Liability issues For some, concern about food safety and liability is a deterrent. However, in 1996, President Bill Clinton signed into law the Bill Emerson Good Samaritan Food Donation Act, which protects anyone donating food in good faith from criminal or civil liability.

While most states also have similar laws, they might have slightly different nuances, so it's wise to examine the ordinances in place in your destination, suggests Philadelphia-based hospitality attorney Joshua Grimes. "However, the federal act will preempt any state law that is weaker than the federal law, so the Emerson Act can serve as a baseline to guide planners on food-donation protections."

Even with such protections in place, however, many hotels will not sign on to a donation program, citing liability concerns. "We've found a lot of hotels do not donate excess food," says Sarah Corradino, CMP, senior manager of meetings and events for the Professional Convention Management Association in Chicago. "The Good Samaritan Act is meant to protect everyone, but [the hotels] come back and say, for legal reasons, they don't do that."

Pressing the point PCMA's annual meeting, Convening Leaders, was held in January at the MGM Grand in Las Vegas, from which the extra food was donated to a local pig farm. "It's a green initiative," says Corradino, "but it was not a facility that serves people."
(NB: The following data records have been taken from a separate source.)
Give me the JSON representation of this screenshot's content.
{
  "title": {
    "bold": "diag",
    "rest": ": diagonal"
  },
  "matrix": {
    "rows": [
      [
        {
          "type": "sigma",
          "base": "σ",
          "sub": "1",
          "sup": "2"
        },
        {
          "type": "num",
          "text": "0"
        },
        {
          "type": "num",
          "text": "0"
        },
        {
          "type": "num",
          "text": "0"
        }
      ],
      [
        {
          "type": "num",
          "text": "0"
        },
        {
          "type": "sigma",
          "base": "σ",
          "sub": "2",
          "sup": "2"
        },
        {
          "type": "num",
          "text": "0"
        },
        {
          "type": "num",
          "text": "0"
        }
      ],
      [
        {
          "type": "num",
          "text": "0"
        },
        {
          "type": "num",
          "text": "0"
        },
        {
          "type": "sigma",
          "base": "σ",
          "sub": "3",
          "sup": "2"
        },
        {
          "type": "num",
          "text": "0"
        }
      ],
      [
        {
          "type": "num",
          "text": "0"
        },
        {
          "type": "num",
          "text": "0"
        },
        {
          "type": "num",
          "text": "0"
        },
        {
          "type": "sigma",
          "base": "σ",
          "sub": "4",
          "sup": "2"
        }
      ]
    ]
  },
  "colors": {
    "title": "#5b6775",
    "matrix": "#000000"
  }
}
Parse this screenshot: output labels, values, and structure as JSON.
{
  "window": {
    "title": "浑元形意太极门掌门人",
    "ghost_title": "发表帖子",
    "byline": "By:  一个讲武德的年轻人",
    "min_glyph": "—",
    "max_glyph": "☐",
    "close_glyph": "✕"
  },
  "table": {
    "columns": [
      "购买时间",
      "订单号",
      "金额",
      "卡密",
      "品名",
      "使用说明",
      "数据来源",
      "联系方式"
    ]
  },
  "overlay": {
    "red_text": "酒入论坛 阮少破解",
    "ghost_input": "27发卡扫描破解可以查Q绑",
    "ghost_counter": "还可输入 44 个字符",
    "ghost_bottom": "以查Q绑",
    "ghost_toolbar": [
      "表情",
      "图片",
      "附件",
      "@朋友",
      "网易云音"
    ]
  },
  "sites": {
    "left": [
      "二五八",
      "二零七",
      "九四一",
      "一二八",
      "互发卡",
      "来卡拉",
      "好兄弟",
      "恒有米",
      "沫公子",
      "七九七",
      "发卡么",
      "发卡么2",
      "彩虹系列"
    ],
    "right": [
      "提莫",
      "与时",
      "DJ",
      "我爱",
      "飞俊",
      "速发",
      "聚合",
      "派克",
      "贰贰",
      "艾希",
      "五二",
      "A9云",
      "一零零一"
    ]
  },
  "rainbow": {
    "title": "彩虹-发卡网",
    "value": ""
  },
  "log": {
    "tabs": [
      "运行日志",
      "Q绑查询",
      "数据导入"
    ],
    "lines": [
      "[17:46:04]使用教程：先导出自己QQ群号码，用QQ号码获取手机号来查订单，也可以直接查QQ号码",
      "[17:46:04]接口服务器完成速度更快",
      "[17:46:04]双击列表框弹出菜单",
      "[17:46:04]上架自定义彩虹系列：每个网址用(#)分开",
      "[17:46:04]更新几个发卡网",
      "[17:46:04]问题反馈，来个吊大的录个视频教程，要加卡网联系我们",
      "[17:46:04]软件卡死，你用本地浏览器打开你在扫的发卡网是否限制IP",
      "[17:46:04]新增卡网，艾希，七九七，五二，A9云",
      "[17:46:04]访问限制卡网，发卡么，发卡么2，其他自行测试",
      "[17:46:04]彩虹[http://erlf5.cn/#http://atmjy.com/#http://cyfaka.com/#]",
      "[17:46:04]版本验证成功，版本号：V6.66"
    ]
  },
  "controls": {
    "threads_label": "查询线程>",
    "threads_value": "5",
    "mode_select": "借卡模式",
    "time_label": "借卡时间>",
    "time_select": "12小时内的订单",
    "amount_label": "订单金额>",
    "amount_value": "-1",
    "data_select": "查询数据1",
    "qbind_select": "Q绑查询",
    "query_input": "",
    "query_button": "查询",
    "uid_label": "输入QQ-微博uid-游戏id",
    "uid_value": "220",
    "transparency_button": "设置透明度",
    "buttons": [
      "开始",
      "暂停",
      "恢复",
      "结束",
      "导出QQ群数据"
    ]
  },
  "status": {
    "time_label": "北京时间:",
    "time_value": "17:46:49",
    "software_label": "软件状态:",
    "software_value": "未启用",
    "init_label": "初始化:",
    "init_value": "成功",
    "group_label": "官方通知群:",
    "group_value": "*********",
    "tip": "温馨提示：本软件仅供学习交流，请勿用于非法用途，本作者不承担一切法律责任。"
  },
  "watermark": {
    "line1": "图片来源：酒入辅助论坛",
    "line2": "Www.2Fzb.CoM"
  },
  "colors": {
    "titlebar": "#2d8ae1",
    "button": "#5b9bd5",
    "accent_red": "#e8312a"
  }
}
Attorney Grimes says hotels and caterers might rightfully cite their insurance policies, not the law, as the reason to refuse to donate. "This can be a valid reason," he says. "But sometimes the hotels never really ask their insurer about ways in which donations might be done safely without violating their coverage. Planners wishing to press the issue might want to ask the hotel to verify that their insurer will not allow donations under any circumstances."

As a fallback, he adds, planners can sign an indemnification provision to the meeting contract absolving the hotel from liability for any illness or other problem that might arise as a result of the donation. "Planners just need to be certain that their own insurance will cover that risk."

On the other hand, a number of major convention facilities, including the Boston Convention and Exhibition Center, the Las Vegas Convention Center and the Oregon Convention Center, have food-donation programs in place through their catering companies -- Levy Restaurants for the BCEC and Aramark for the other two -- making it simple planners to OK the distribution of their groups' leftovers.